More recently his adrenaline rush came from a different source – he wanted to help disabled people in any way he can, starting by writing code that will improve their quality of life. Gal programed (mostly using his eyes due to his illness) the ultimate user-friendly, on-screen virtual keyboard for the benefit of disabled individuals who are cognitively competent but cannot use their voices for communicating or manage a manually operated keyboard. The Click2Speak keyboard is controlled by eye tracking and eye-operated communication and control system and features the world’s most advanced Swiftkey prediction engine which leverages its efficiency.
Gal was unable to benefit long-term from the device he created as he passed away in the midst of its development. His efforts for Ezer Mizion, however, will be continued by the Ezer Mizion team and will enable so many to remain a vibrant part of their world in spite of their complete lack of the ability to speak.
Ezer Mizion’s AAC Division Loan Center is the only one of its kind in the Middle East for speech generating devices and one of the few existing in the entire world. It’s mission is not only to support and empower people and families confronted by the distressing reality of communication impairment but also to
upgrade communication and therapy options by partnering in the development of communication technology and devices and to educating and influencing those in the professional communication field and end-users to tap in to the most updated AAC solutions.
The Center collaborates with communication professionals in Israel and around the world like ISAAC (International Society for Augmentative and Alternative Communication), with solutions based on cutting edge technology. Its many projects include how-to training films available on-line teaching how to produce and use primary gestures for emerging AAC users. Another vital project is introducing AAC strategies into hospital Intensive Care Units.
Every year, thousands of devices are loaned to children with special needs and adults with a range of communication impairments. Ezer Mizion’s AAC Division has been in existence since 1997 and has served more than 20,000 people and their families from all sectors of Israel’s population with the loan of state of the art medical equipment free of charge.
In 2016, 100 devices were loaned to ALS patients including 25 computers with direct access, 13 computerized devices with head movement access and 28 eye-gaze systems. When a device has proven to be the perfect one for the patient’s needs, it can be purchased via the Israeli Government Health Package.
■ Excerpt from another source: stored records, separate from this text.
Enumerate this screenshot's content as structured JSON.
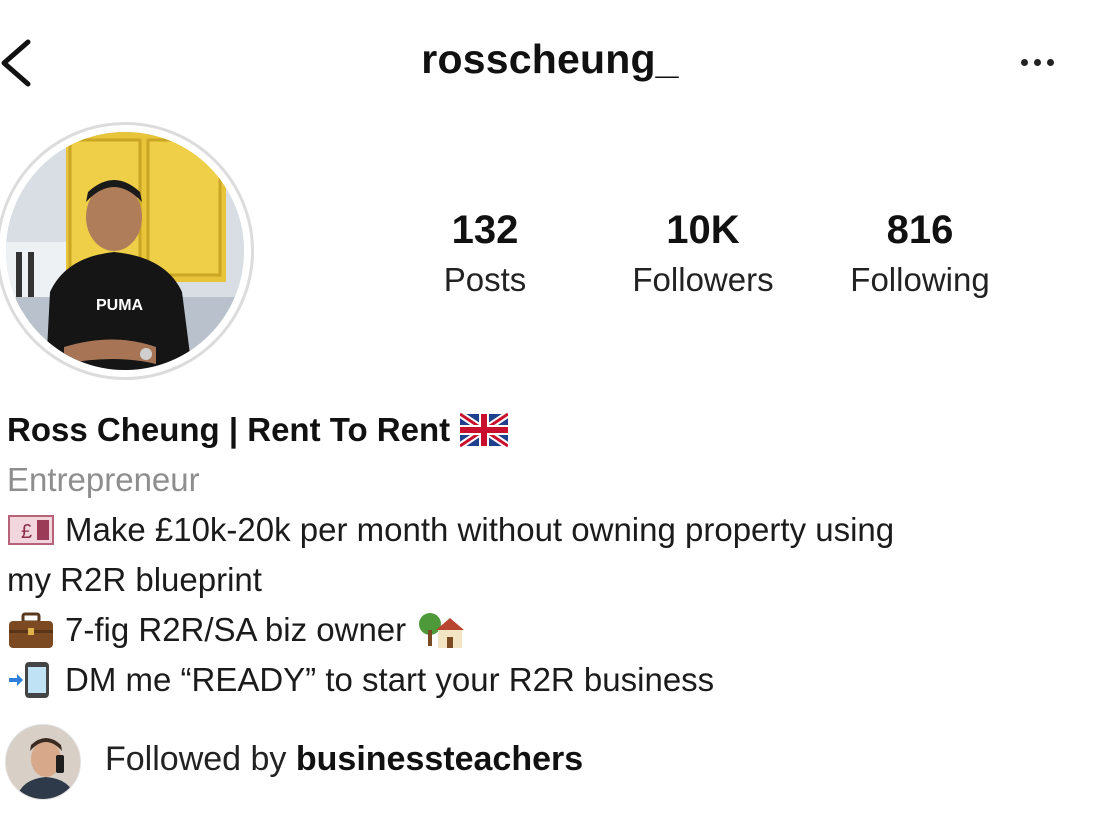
{
  "header": {
    "username": "rosscheung_",
    "back_icon": "chevron-left-icon",
    "more_icon": "more-horizontal-icon"
  },
  "profile": {
    "avatar_alt": "profile-photo",
    "stats": [
      {
        "value": "132",
        "label": "Posts"
      },
      {
        "value": "10K",
        "label": "Followers"
      },
      {
        "value": "816",
        "label": "Following"
      }
    ]
  },
  "bio": {
    "name": "Ross Cheung | Rent To Rent",
    "name_emoji": "uk-flag-icon",
    "category": "Entrepreneur",
    "lines": [
      {
        "icon": "pound-money-icon",
        "text": "Make £10k-20k per month without owning property using"
      },
      {
        "icon": "",
        "text": "my R2R blueprint"
      },
      {
        "icon": "briefcase-icon",
        "text": "7-fig R2R/SA biz owner",
        "trailing_icon": "house-with-tree-icon"
      },
      {
        "icon": "mobile-arrow-icon",
        "text": "DM me “READY” to start your R2R business"
      }
    ]
  },
  "followed_by": {
    "prefix": "Followed by",
    "username": "businessteachers"
  },
  "colors": {
    "text": "#262626",
    "secondary": "#8e8e8e",
    "avatar_ring": "#dcdcdc"
  }
}
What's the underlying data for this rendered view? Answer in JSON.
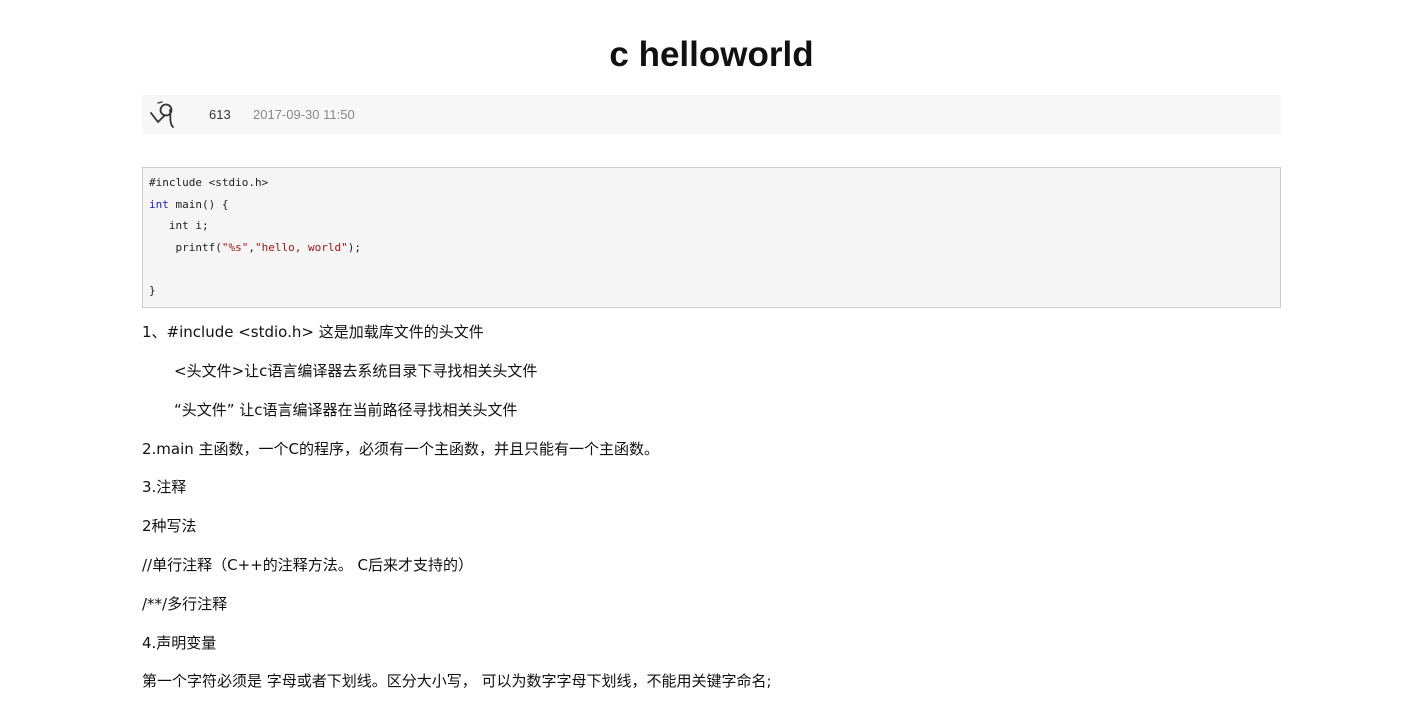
{
  "article": {
    "title": "c helloworld",
    "meta": {
      "avatar_icon": "author-avatar-icon",
      "count": "613",
      "date": "2017-09-30 11:50"
    },
    "code": {
      "line1": "#include <stdio.h>",
      "line2_kw": "int",
      "line2_rest": " main() {",
      "line3": "   int i;",
      "line4_pre": "    printf(",
      "line4_str1": "\"%s\"",
      "line4_comma": ",",
      "line4_str2": "\"hello, world\"",
      "line4_post": ");",
      "line6": "}"
    },
    "paragraphs": [
      "1、#include <stdio.h> 这是加载库文件的头文件",
      "<头文件>让c语言编译器去系统目录下寻找相关头文件",
      "“头文件” 让c语言编译器在当前路径寻找相关头文件",
      "2.main 主函数，一个C的程序，必须有一个主函数，并且只能有一个主函数。",
      "3.注释",
      "2种写法",
      "//单行注释（C++的注释方法。 C后来才支持的）",
      "/**/多行注释",
      "4.声明变量",
      "第一个字符必须是 字母或者下划线。区分大小写， 可以为数字字母下划线，不能用关键字命名;"
    ]
  }
}
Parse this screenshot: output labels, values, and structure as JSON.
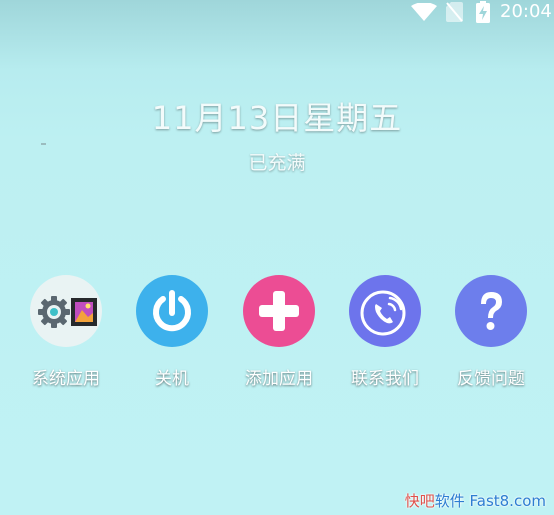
{
  "status_bar": {
    "time": "20:04",
    "icons": [
      "wifi-icon",
      "no-sim-icon",
      "battery-charging-icon"
    ]
  },
  "lock_screen": {
    "date": "11月13日星期五",
    "charge_status": "已充满"
  },
  "shortcuts": [
    {
      "label": "系统应用",
      "icon": "system-apps-icon",
      "color": "#e9f3f3"
    },
    {
      "label": "关机",
      "icon": "power-icon",
      "color": "#3db1ec"
    },
    {
      "label": "添加应用",
      "icon": "plus-icon",
      "color": "#ec4d94"
    },
    {
      "label": "联系我们",
      "icon": "phone-icon",
      "color": "#6d74ec"
    },
    {
      "label": "反馈问题",
      "icon": "question-icon",
      "color": "#6d7eec"
    }
  ],
  "watermark": {
    "part1": "快吧",
    "part2": "软件",
    "part3": " Fast8.com"
  }
}
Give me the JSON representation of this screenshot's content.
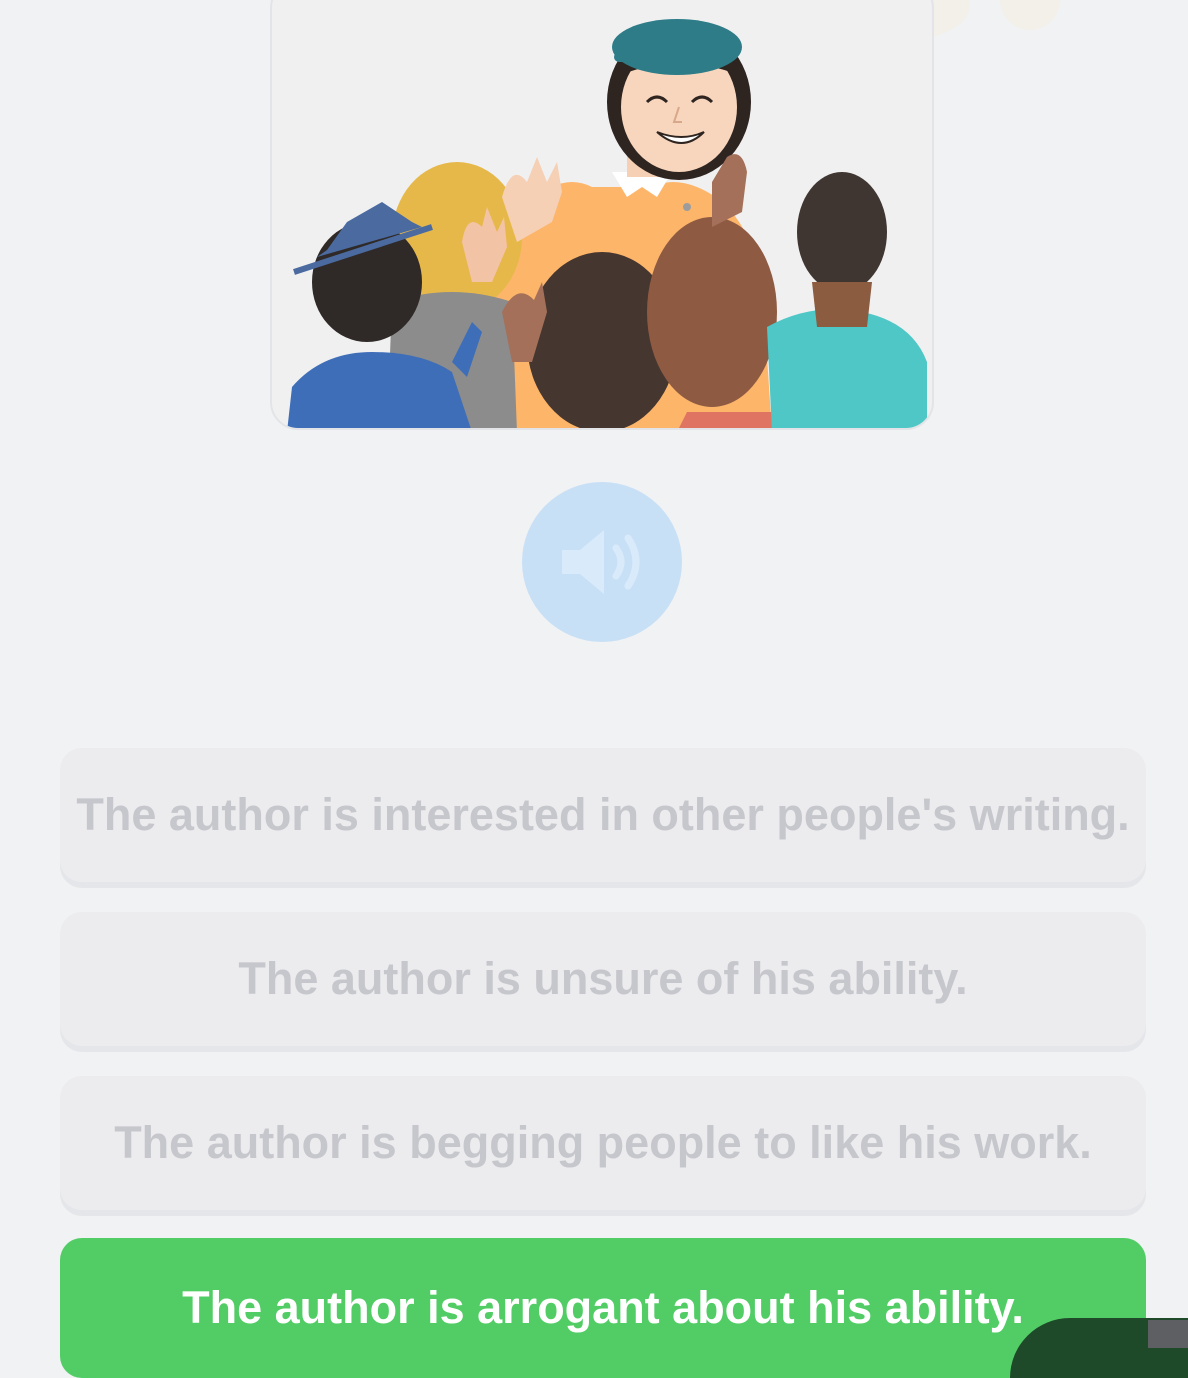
{
  "illustration": {
    "icon": "people-waving-crowd-illustration"
  },
  "audio": {
    "icon": "speaker-icon"
  },
  "options": [
    {
      "label": "The author is interested in other people's writing.",
      "state": "faded"
    },
    {
      "label": "The author is unsure of his ability.",
      "state": "faded"
    },
    {
      "label": "The author is begging people to like his work.",
      "state": "faded"
    },
    {
      "label": "The author is arrogant about his ability.",
      "state": "correct"
    }
  ],
  "colors": {
    "background": "#f1f2f4",
    "correct": "#52cd66",
    "audio_button": "#c8e0f6",
    "faded_text": "#c6c7cc"
  }
}
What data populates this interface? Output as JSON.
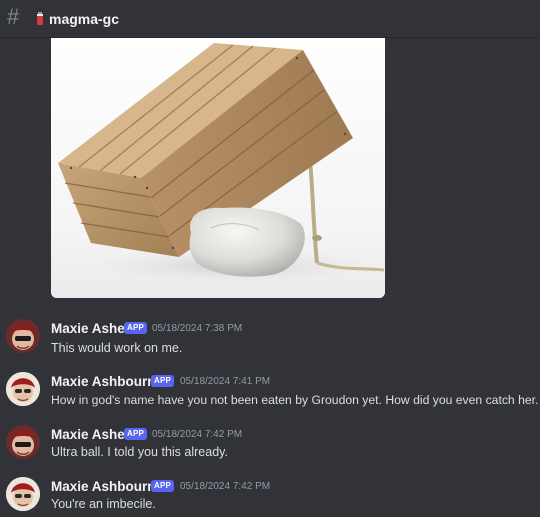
{
  "header": {
    "hash_icon": "hash-icon",
    "channel_emoji": "fire-extinguisher-icon",
    "channel_name": "magma-gc"
  },
  "attachment": {
    "icon": "image-attachment"
  },
  "messages": [
    {
      "author": "Maxie Asher",
      "badge": "APP",
      "timestamp": "05/18/2024 7:38 PM",
      "text": "This would work on me."
    },
    {
      "author": "Maxie Ashbourne",
      "badge": "APP",
      "timestamp": "05/18/2024 7:41 PM",
      "text": "How in god's name have you not been eaten by Groudon yet. How did you even catch her."
    },
    {
      "author": "Maxie Asher",
      "badge": "APP",
      "timestamp": "05/18/2024 7:42 PM",
      "text": "Ultra ball. I told you this already."
    },
    {
      "author": "Maxie Ashbourne",
      "badge": "APP",
      "timestamp": "05/18/2024 7:42 PM",
      "text": "You're an imbecile."
    }
  ],
  "colors": {
    "background": "#313338",
    "badge": "#5865f2",
    "timestamp": "#949ba4",
    "username": "#f2f3f5",
    "text": "#dbdee1"
  }
}
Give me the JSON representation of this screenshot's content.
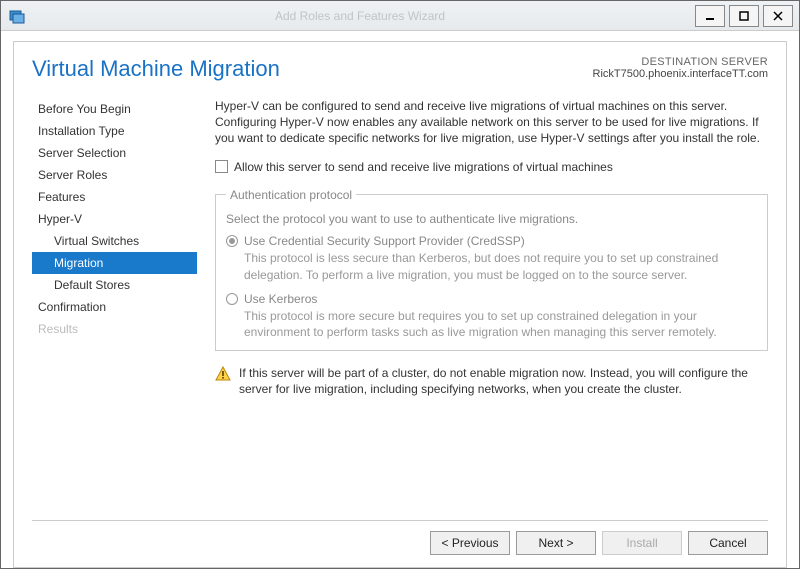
{
  "window": {
    "title": "Add Roles and Features Wizard"
  },
  "header": {
    "title": "Virtual Machine Migration",
    "dest_label": "DESTINATION SERVER",
    "dest_name": "RickT7500.phoenix.interfaceTT.com"
  },
  "sidebar": {
    "items": [
      {
        "label": "Before You Begin",
        "sub": false
      },
      {
        "label": "Installation Type",
        "sub": false
      },
      {
        "label": "Server Selection",
        "sub": false
      },
      {
        "label": "Server Roles",
        "sub": false
      },
      {
        "label": "Features",
        "sub": false
      },
      {
        "label": "Hyper-V",
        "sub": false
      },
      {
        "label": "Virtual Switches",
        "sub": true
      },
      {
        "label": "Migration",
        "sub": true,
        "selected": true
      },
      {
        "label": "Default Stores",
        "sub": true
      },
      {
        "label": "Confirmation",
        "sub": false
      },
      {
        "label": "Results",
        "sub": false,
        "disabled": true
      }
    ]
  },
  "main": {
    "description": "Hyper-V can be configured to send and receive live migrations of virtual machines on this server. Configuring Hyper-V now enables any available network on this server to be used for live migrations. If you want to dedicate specific networks for live migration, use Hyper-V settings after you install the role.",
    "checkbox_label": "Allow this server to send and receive live migrations of virtual machines",
    "auth": {
      "legend": "Authentication protocol",
      "intro": "Select the protocol you want to use to authenticate live migrations.",
      "options": [
        {
          "title": "Use Credential Security Support Provider (CredSSP)",
          "sub": "This protocol is less secure than Kerberos, but does not require you to set up constrained delegation. To perform a live migration, you must be logged on to the source server.",
          "checked": true
        },
        {
          "title": "Use Kerberos",
          "sub": "This protocol is more secure but requires you to set up constrained delegation in your environment to perform tasks such as live migration when managing this server remotely.",
          "checked": false
        }
      ]
    },
    "warning": "If this server will be part of a cluster, do not enable migration now. Instead, you will configure the server for live migration, including specifying networks, when you create the cluster."
  },
  "footer": {
    "previous": "< Previous",
    "next": "Next >",
    "install": "Install",
    "cancel": "Cancel"
  }
}
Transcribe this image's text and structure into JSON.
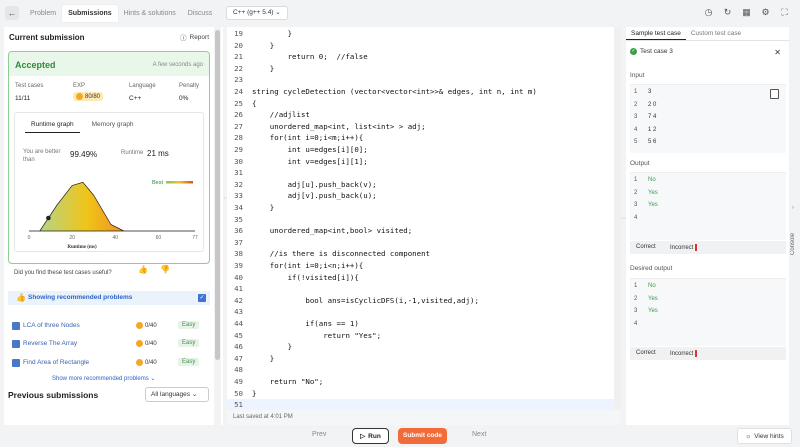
{
  "topbar": {
    "tabs": [
      {
        "label": "Problem"
      },
      {
        "label": "Submissions"
      },
      {
        "label": "Hints & solutions"
      },
      {
        "label": "Discuss"
      }
    ],
    "language": "C++ (g++ 5.4)"
  },
  "submission": {
    "header": "Current submission",
    "report": "Report",
    "status": "Accepted",
    "time_ago": "A few seconds ago",
    "stats": {
      "test_cases_label": "Test cases",
      "test_cases": "11/11",
      "exp_label": "EXP",
      "exp": "80/80",
      "language_label": "Language",
      "language": "C++",
      "penalty_label": "Penalty",
      "penalty": "0%"
    },
    "graph_tabs": [
      "Runtime graph",
      "Memory graph"
    ],
    "better_than_label": "You are better than",
    "better_than": "99.49%",
    "runtime_label": "Runtime",
    "runtime": "21 ms",
    "best_label": "Best",
    "feedback": "Did you find these test cases useful?"
  },
  "chart_data": {
    "type": "area",
    "x_ticks": [
      "0",
      "20",
      "40",
      "60",
      "77"
    ],
    "xlabel": "Runtime (ms)",
    "xlim": [
      0,
      77
    ],
    "x": [
      0,
      5,
      9,
      13,
      20,
      25,
      30,
      38,
      44,
      50,
      77
    ],
    "y": [
      0,
      0,
      8,
      16,
      28,
      30,
      22,
      4,
      0,
      0,
      0
    ],
    "marker": {
      "x": 9,
      "y": 8
    },
    "legend": "top-right"
  },
  "recommended": {
    "header": "Showing recommended problems",
    "items": [
      {
        "name": "LCA of three Nodes",
        "exp": "0/40",
        "difficulty": "Easy"
      },
      {
        "name": "Reverse The Array",
        "exp": "0/40",
        "difficulty": "Easy"
      },
      {
        "name": "Find Area of Rectangle",
        "exp": "0/40",
        "difficulty": "Easy"
      }
    ],
    "show_more": "Show more recommended problems"
  },
  "previous": {
    "header": "Previous submissions",
    "filter": "All languages"
  },
  "editor": {
    "lines": [
      {
        "n": "19",
        "c": "        }"
      },
      {
        "n": "20",
        "c": "    }"
      },
      {
        "n": "21",
        "c": "        return 0;  //false"
      },
      {
        "n": "22",
        "c": "    }"
      },
      {
        "n": "23",
        "c": ""
      },
      {
        "n": "24",
        "c": "string cycleDetection (vector<vector<int>>& edges, int n, int m)"
      },
      {
        "n": "25",
        "c": "{"
      },
      {
        "n": "26",
        "c": "    //adjlist"
      },
      {
        "n": "27",
        "c": "    unordered_map<int, list<int> > adj;"
      },
      {
        "n": "28",
        "c": "    for(int i=0;i<m;i++){"
      },
      {
        "n": "29",
        "c": "        int u=edges[i][0];"
      },
      {
        "n": "30",
        "c": "        int v=edges[i][1];"
      },
      {
        "n": "31",
        "c": ""
      },
      {
        "n": "32",
        "c": "        adj[u].push_back(v);"
      },
      {
        "n": "33",
        "c": "        adj[v].push_back(u);"
      },
      {
        "n": "34",
        "c": "    }"
      },
      {
        "n": "35",
        "c": ""
      },
      {
        "n": "36",
        "c": "    unordered_map<int,bool> visited;"
      },
      {
        "n": "37",
        "c": ""
      },
      {
        "n": "38",
        "c": "    //is there is disconnected component"
      },
      {
        "n": "39",
        "c": "    for(int i=0;i<n;i++){"
      },
      {
        "n": "40",
        "c": "        if(!visited[i]){"
      },
      {
        "n": "41",
        "c": ""
      },
      {
        "n": "42",
        "c": "            bool ans=isCyclicDFS(i,-1,visited,adj);"
      },
      {
        "n": "43",
        "c": ""
      },
      {
        "n": "44",
        "c": "            if(ans == 1)"
      },
      {
        "n": "45",
        "c": "                return \"Yes\";"
      },
      {
        "n": "46",
        "c": "        }"
      },
      {
        "n": "47",
        "c": "    }"
      },
      {
        "n": "48",
        "c": ""
      },
      {
        "n": "49",
        "c": "    return \"No\";"
      },
      {
        "n": "50",
        "c": "}"
      },
      {
        "n": "51",
        "c": ""
      }
    ],
    "saved": "Last saved at 4:01 PM"
  },
  "testpanel": {
    "tabs": [
      "Sample test case",
      "Custom test case"
    ],
    "case_label": "Test case 3",
    "input_label": "Input",
    "input": [
      {
        "n": "1",
        "v": "3"
      },
      {
        "n": "2",
        "v": "2 0"
      },
      {
        "n": "3",
        "v": "7 4"
      },
      {
        "n": "4",
        "v": "1 2"
      },
      {
        "n": "5",
        "v": "5 6"
      }
    ],
    "output_label": "Output",
    "output": [
      {
        "n": "1",
        "v": "No"
      },
      {
        "n": "2",
        "v": "Yes"
      },
      {
        "n": "3",
        "v": "Yes"
      },
      {
        "n": "4",
        "v": ""
      }
    ],
    "desired_label": "Desired output",
    "desired": [
      {
        "n": "1",
        "v": "No"
      },
      {
        "n": "2",
        "v": "Yes"
      },
      {
        "n": "3",
        "v": "Yes"
      },
      {
        "n": "4",
        "v": ""
      }
    ],
    "correct": "Correct",
    "incorrect": "Incorrect",
    "console": "Console"
  },
  "bottombar": {
    "prev": "Prev",
    "run": "Run",
    "submit": "Submit code",
    "next": "Next",
    "hints": "View hints"
  },
  "colors": {
    "accent": "#f26b38",
    "success": "#2e8b3e",
    "link": "#2b64c7",
    "incorrect": "#e03131"
  }
}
Rachamim Melamed, an ALS patient, was recently provided with an advanced eye-gaze device by Ezer Mizion. Prior to his diagnosis, Mr. Melamed had been a highly acclaimed educator, philosopher and poet. Not much changed after his diagnosis. He continued writing and has produced eight books using only ‘the blink of an eye’. Rachamim had been told by his physicians that he had only two years to live. He and his family did not accept that diagnosis and utilized high tech life support systems to keep him not only alive but one of the most highly creative individuals in the country. One of his recent works is a book of art. Using the theme of the ‘eye’ in verses in the Bible, Rachamim, a religious Jew, created 33 textured pictures using the communication aids provided by Ezer Mizion, each one uniquely depicting one specific Biblical verse.
Like to watch him in action? Click the link below and share his satisfaction as he continues to create using only the motion of his eyes and his many G-d-given talents.
The sky’s the limit in technology these days and funding is the vehicle that will help us achieve more and more, enabling the ALS patient and others like him to communicate with the world around them. Please type AAC in the memo field and donate generously giving a voice to those who cannot speak!